Inspired by the victory of Socialist Alternative activist and Seattle City Council member Kshama Sawant, the Chicago Socialist Campaign has launched with the goal of running a candidate for City Council in 2015.
On May Day, the campaign announced who that candidate would be: Jorge Mujica, a long-time immigrant rights and labor organizer, who plans to seek election as the Alderman for Chicago’s 25th Ward.
Chicago has endured dozens of socialist Aldermen – from Obama mentor Leon Depres back in the day, to Joe Moore and Helen Shiller in the modern era. Unlike Mujica however, Chicago’s socialist Aldermanic candidates usually run as Democrats.
Mujica is the first to run a serious, openly socialist campaign in many decades.
I have been a socialist for all of my life. I joined the Communist-Mexican Youth when I was 15 years old.
In the United States, it may sound like socialists are a thing of the past—the term is even an accusation many times. But many immigrants are used to thinking about Leftist political parties participating in the electoral arena.
So to immigrants, to the residents of this ward, it is not strange to look at someone who organizes and identify that person as a Leftist or socialist.
While in Chicago, Mujica has aligned himself with all three of the City’s main Marxist currents – Chicago Democratic Socialists of America, Committees of Correspondence and the Communist Party of Illinois.
At the Chicago Communist party’s annual People’s World fundraising dinner in 2006, Mujica’s March 10th Movement was honored; they were organizers of the first gigantic immigrant rights rally in 2006 in Chicago. This march helped spark rallies nationwide, including one million who later marched on May Day in Chicago. Mujica clearly has the potential to mobilize a significant campaign.

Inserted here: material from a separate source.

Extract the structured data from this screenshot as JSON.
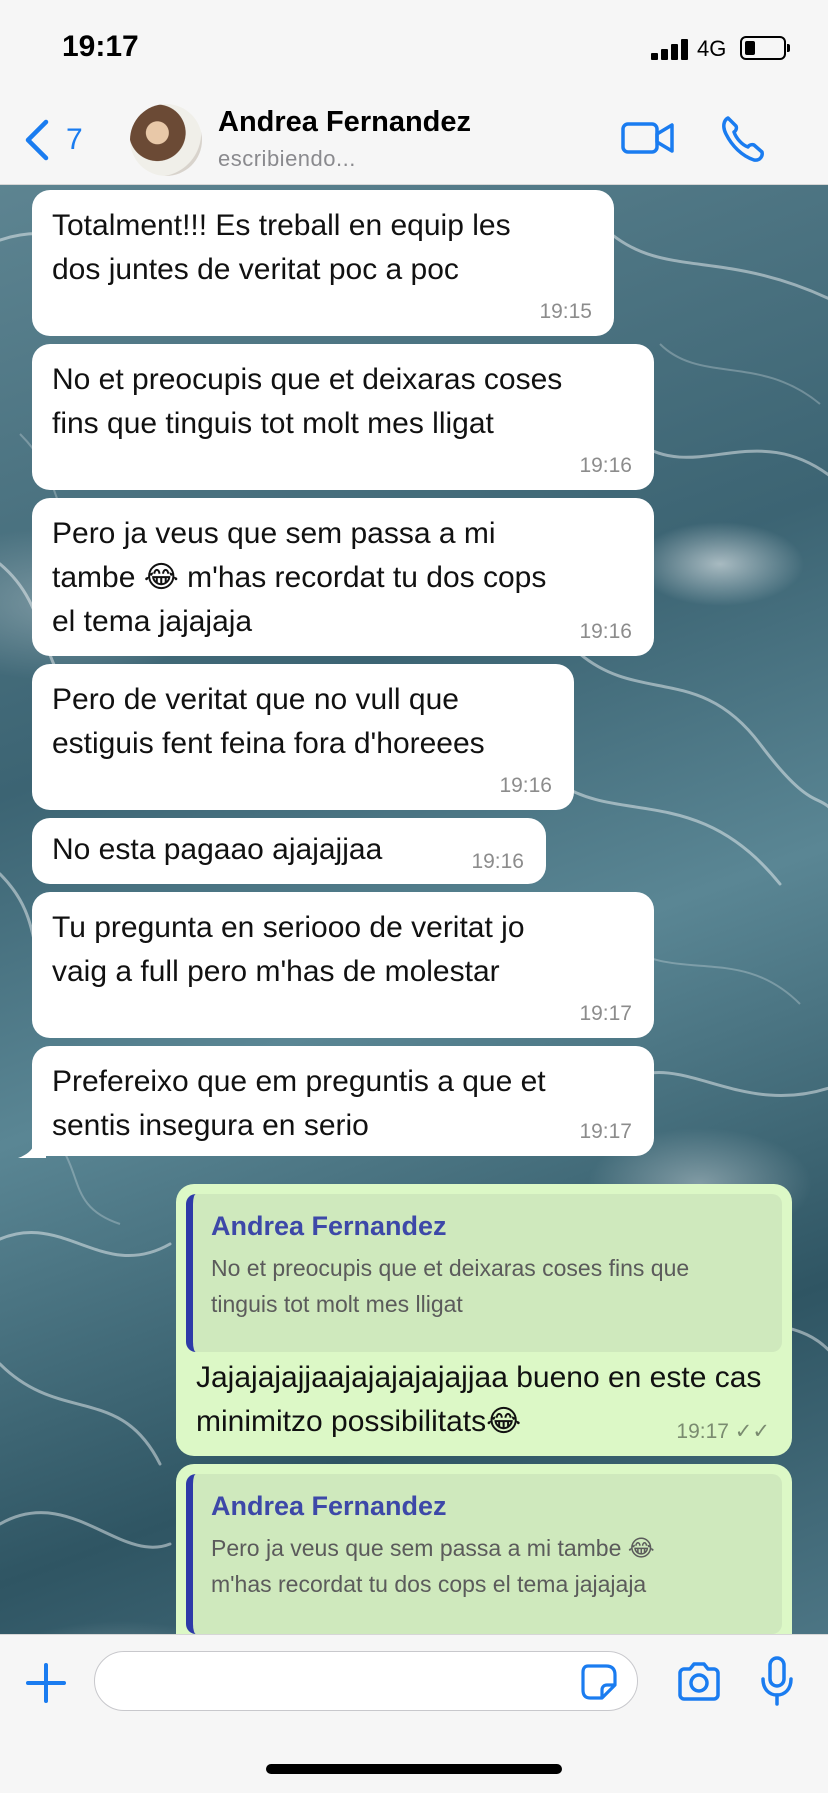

While almost every major city in America has socialist councilors, are we seeing a new era? Socialists are stepping into the sunlight. Does Bill de Blasio‘s successful mayoral campaign victory in New York, the late Chokwe Lumumba‘s similar achievement in Jackson Mississippi and Kshama Sawant’s win in Seattle, signal a disturbing new trend in modern American politics?